═════ Extracted material

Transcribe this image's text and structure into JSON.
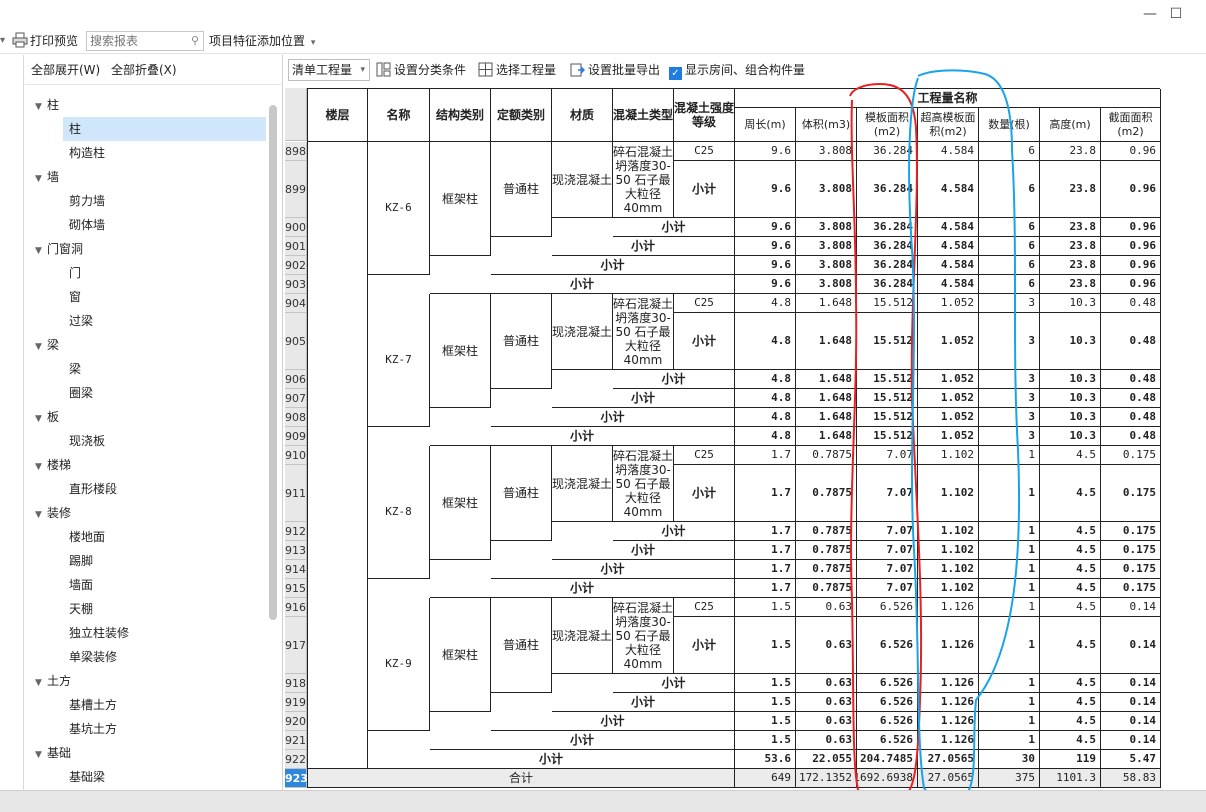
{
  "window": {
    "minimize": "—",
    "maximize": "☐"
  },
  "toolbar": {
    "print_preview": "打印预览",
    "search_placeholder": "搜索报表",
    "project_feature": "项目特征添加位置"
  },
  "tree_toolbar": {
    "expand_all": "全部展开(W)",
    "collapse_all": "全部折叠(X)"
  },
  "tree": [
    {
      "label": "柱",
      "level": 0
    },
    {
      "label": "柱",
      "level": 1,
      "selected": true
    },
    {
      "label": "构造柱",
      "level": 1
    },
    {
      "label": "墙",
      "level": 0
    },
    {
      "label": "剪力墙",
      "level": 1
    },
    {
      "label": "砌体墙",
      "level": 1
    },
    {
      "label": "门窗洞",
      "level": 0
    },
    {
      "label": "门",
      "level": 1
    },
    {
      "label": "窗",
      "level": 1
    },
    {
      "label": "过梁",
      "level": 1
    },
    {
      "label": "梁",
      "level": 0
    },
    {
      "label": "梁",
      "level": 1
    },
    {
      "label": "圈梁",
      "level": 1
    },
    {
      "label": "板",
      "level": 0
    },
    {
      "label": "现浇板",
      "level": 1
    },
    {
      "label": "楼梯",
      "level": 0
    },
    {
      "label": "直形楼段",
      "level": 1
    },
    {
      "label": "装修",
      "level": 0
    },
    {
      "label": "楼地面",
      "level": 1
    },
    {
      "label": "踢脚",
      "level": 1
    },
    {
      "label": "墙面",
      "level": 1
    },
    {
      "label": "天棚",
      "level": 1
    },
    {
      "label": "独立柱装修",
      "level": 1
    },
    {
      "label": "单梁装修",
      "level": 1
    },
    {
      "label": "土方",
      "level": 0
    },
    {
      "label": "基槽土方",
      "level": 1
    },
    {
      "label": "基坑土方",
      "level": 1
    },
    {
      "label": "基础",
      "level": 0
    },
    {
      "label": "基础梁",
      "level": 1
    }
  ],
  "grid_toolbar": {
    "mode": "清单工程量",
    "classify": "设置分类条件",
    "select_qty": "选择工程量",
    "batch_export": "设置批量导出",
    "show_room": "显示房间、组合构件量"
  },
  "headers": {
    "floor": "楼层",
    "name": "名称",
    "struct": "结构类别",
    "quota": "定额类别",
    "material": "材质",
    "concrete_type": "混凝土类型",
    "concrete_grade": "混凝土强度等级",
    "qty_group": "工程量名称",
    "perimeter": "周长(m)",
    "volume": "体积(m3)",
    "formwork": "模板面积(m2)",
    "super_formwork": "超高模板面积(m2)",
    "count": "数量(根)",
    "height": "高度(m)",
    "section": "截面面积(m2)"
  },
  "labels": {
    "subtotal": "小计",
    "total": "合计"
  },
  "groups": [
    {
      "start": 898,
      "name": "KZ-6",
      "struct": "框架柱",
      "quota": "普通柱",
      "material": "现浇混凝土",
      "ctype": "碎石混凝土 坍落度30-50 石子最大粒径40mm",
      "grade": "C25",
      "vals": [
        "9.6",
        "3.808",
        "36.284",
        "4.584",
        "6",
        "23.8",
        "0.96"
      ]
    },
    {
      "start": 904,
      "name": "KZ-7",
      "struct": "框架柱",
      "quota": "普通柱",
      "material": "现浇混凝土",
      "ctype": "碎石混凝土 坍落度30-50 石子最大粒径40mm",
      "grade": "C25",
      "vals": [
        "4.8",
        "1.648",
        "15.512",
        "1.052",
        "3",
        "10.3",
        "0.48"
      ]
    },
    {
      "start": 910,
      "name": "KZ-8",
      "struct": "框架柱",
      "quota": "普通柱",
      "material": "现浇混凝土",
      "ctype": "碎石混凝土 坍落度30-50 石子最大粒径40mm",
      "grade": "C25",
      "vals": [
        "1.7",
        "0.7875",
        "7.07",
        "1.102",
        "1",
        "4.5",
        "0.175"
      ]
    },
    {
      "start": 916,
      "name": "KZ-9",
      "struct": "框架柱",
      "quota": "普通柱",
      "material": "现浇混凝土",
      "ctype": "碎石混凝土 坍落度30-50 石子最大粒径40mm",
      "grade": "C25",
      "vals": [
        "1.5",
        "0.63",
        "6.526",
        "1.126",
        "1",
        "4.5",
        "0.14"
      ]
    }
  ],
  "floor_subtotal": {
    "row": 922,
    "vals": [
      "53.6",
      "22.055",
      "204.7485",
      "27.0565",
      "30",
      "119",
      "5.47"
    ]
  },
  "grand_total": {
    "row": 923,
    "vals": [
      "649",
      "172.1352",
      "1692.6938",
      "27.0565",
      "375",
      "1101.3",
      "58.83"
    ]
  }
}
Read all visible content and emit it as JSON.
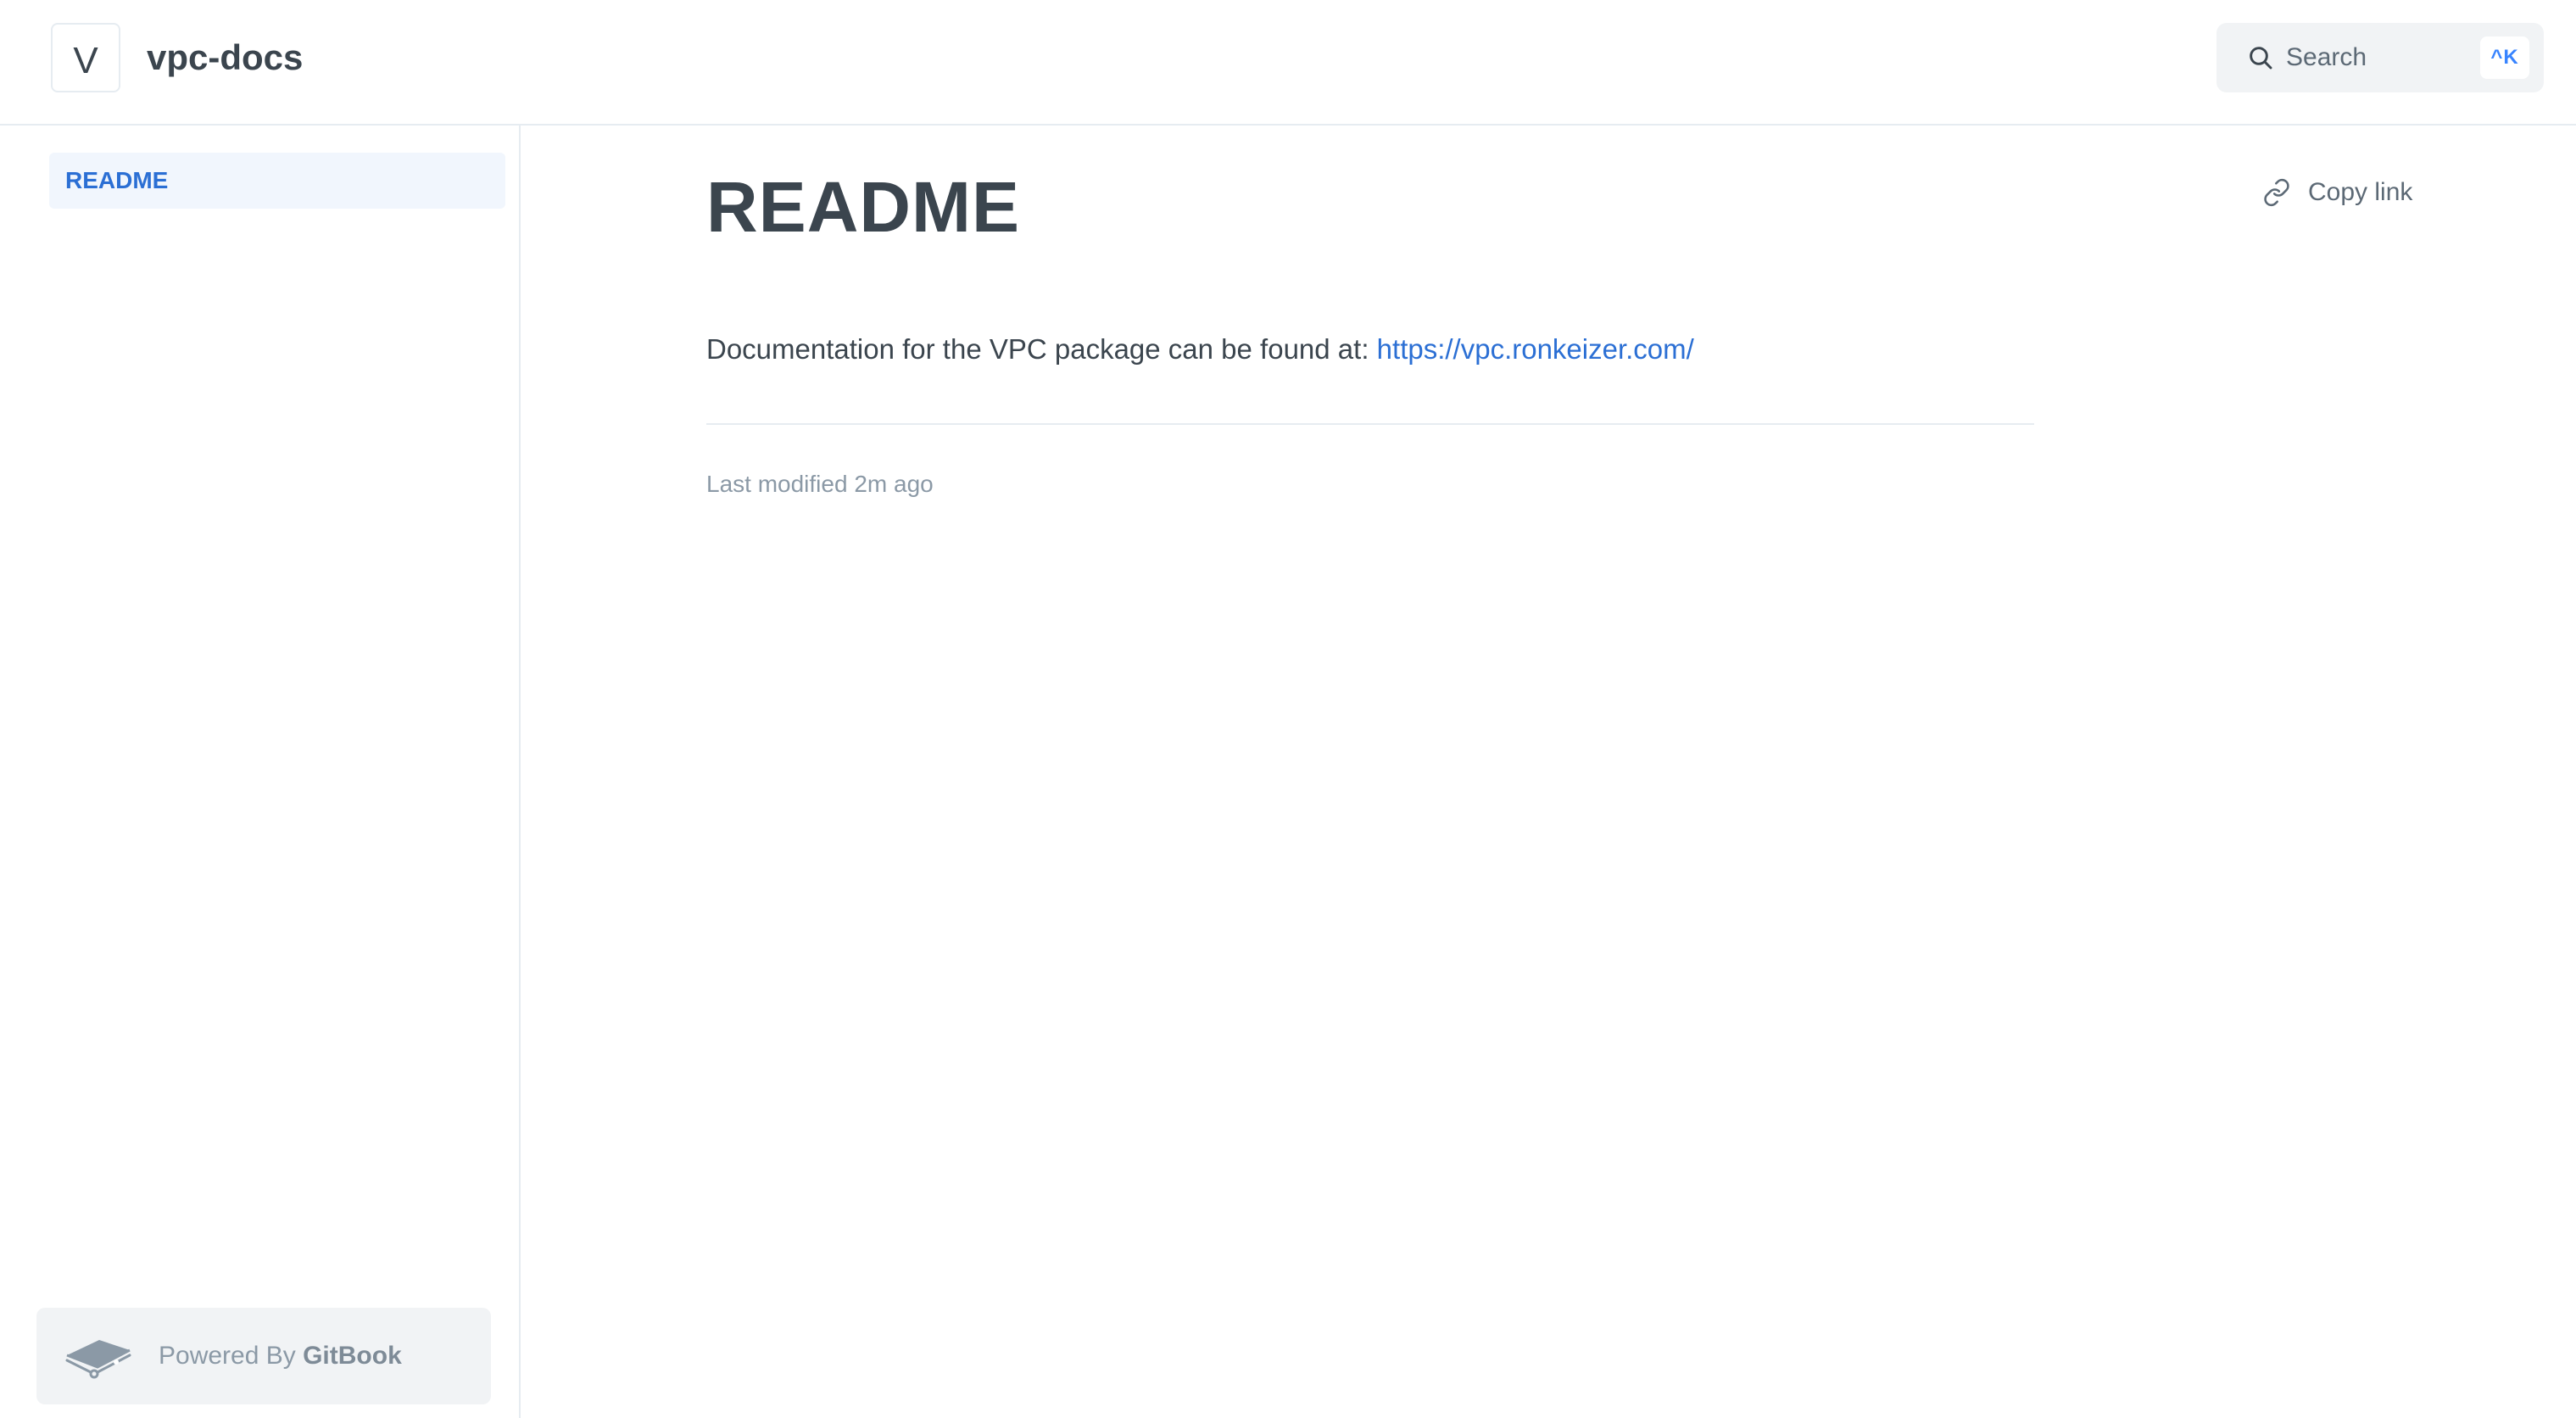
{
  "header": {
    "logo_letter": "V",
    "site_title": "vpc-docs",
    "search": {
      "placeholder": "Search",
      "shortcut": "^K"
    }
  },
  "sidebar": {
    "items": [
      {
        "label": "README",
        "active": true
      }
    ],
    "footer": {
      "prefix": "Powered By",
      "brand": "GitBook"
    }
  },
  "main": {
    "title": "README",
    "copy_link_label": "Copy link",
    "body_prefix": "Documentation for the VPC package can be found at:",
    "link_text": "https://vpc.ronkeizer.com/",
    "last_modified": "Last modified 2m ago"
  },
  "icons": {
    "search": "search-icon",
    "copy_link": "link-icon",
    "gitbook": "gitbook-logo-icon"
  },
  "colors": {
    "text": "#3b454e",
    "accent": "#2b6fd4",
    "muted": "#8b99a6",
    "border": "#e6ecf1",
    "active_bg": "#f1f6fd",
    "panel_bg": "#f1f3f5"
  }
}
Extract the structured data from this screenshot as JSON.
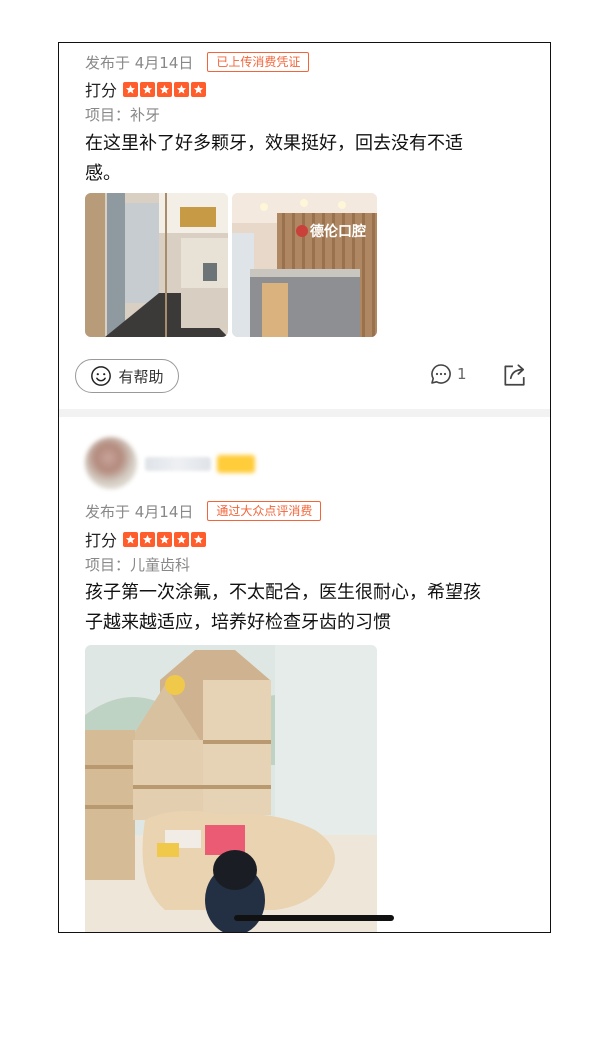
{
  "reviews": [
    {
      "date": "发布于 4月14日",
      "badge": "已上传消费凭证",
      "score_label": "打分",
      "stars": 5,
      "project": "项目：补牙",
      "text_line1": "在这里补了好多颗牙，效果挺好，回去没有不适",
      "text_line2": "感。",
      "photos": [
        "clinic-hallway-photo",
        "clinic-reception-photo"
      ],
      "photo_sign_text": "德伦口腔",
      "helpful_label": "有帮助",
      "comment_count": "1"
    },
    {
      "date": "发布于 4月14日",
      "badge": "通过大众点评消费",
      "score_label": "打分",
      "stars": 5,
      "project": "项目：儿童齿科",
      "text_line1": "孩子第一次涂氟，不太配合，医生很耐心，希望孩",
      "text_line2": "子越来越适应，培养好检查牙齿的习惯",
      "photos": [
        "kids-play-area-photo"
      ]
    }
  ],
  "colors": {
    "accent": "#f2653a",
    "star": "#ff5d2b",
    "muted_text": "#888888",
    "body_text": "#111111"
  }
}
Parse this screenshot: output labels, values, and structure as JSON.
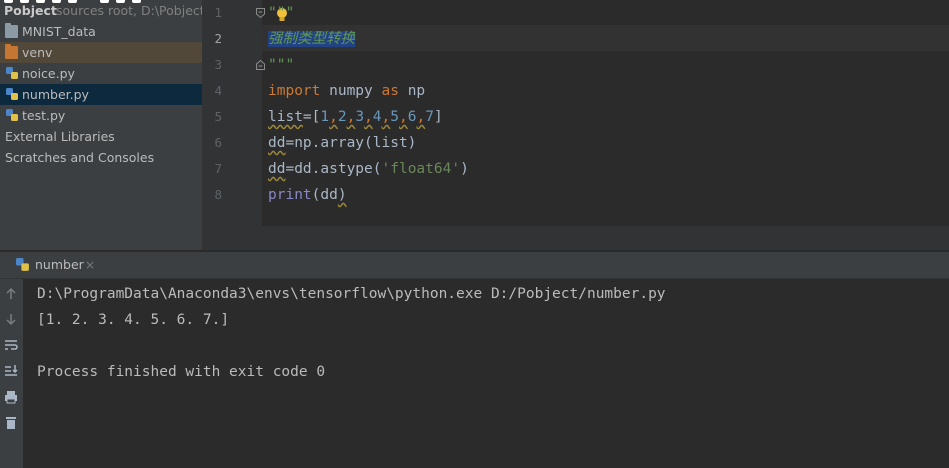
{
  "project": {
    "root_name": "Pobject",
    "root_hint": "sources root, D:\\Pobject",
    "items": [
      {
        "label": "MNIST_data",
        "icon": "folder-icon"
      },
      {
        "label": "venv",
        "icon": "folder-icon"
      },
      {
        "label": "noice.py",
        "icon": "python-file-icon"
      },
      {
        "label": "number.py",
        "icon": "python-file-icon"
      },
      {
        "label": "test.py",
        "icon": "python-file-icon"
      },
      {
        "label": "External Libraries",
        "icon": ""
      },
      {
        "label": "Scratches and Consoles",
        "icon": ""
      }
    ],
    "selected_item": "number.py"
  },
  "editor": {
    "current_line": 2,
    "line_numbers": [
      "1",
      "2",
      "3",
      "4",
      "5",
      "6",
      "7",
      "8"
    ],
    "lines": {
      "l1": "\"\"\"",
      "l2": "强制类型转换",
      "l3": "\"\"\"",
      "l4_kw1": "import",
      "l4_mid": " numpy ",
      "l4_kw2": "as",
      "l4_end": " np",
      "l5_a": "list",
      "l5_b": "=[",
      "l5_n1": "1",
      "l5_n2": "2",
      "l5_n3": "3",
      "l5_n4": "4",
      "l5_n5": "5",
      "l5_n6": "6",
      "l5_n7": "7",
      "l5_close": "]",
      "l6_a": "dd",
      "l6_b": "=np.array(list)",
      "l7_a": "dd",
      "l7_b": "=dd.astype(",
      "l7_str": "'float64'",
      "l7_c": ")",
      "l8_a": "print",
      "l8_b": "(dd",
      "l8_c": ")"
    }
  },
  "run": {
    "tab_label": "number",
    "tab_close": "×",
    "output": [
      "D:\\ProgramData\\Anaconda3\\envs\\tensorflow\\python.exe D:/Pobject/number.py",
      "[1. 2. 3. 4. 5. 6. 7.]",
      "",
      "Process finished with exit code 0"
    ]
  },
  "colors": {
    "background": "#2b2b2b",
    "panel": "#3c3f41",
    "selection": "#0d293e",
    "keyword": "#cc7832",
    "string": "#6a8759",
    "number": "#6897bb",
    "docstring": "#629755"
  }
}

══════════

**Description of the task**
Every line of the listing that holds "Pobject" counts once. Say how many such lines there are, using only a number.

**Solution to the exercise**
3